▶ [DESCRIPTION OF THE TASK]
Each line of the listing that includes the string "data" needs to be located and copied.

▶ [MATERIAL FOR THIS EXERCISE]
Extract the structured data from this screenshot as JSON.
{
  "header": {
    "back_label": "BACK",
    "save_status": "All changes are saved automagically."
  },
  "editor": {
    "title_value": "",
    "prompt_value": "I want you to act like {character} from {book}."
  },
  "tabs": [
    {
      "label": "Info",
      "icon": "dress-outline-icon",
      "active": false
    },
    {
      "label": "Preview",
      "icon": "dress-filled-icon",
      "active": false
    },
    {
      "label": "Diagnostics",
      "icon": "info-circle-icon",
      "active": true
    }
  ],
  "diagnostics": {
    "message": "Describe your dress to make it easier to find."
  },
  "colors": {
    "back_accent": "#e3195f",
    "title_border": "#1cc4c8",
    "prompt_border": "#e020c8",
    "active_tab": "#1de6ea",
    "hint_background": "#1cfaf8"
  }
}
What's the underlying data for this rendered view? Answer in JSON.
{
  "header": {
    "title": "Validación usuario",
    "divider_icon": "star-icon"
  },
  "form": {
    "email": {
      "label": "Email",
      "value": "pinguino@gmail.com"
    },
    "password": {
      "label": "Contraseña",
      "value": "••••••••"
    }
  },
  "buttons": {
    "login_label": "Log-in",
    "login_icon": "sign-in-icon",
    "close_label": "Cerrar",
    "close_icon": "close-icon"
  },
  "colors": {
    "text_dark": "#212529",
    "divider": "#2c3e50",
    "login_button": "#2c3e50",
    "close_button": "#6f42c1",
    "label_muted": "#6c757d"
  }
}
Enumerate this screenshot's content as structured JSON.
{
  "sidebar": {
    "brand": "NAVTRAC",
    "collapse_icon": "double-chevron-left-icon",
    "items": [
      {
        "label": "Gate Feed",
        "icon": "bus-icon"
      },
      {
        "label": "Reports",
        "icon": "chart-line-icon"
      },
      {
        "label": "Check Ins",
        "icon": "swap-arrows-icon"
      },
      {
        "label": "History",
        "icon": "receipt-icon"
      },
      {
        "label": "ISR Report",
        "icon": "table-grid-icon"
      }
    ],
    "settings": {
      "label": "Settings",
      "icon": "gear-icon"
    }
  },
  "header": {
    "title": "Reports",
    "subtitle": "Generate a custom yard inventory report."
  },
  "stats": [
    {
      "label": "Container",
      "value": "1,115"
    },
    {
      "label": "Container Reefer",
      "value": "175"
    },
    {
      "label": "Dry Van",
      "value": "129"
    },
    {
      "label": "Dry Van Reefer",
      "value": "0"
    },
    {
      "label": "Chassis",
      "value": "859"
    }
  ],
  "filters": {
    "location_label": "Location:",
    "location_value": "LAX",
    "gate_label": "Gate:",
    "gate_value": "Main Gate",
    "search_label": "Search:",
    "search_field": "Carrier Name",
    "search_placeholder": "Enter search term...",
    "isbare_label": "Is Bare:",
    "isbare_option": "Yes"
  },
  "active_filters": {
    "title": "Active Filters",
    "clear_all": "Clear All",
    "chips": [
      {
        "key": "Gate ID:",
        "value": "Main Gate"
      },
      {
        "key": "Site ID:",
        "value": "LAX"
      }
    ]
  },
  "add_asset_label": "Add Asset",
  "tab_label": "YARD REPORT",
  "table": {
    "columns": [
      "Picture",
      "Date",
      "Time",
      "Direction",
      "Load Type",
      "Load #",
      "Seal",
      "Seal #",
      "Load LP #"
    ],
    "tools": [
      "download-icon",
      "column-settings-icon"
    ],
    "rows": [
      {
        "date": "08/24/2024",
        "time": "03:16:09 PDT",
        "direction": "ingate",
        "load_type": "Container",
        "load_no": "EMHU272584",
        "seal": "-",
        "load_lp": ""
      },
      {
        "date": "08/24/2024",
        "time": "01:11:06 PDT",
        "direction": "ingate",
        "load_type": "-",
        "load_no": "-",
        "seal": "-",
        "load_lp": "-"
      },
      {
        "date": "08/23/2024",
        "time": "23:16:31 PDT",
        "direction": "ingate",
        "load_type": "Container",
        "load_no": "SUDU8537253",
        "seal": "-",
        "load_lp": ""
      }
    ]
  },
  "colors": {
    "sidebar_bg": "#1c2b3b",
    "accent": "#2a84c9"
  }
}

▶ [ANSWER FOR THIS EXERCISE]
Extract the structured data from this screenshot as JSON.
What's the underlying data for this rendered view? Answer in JSON.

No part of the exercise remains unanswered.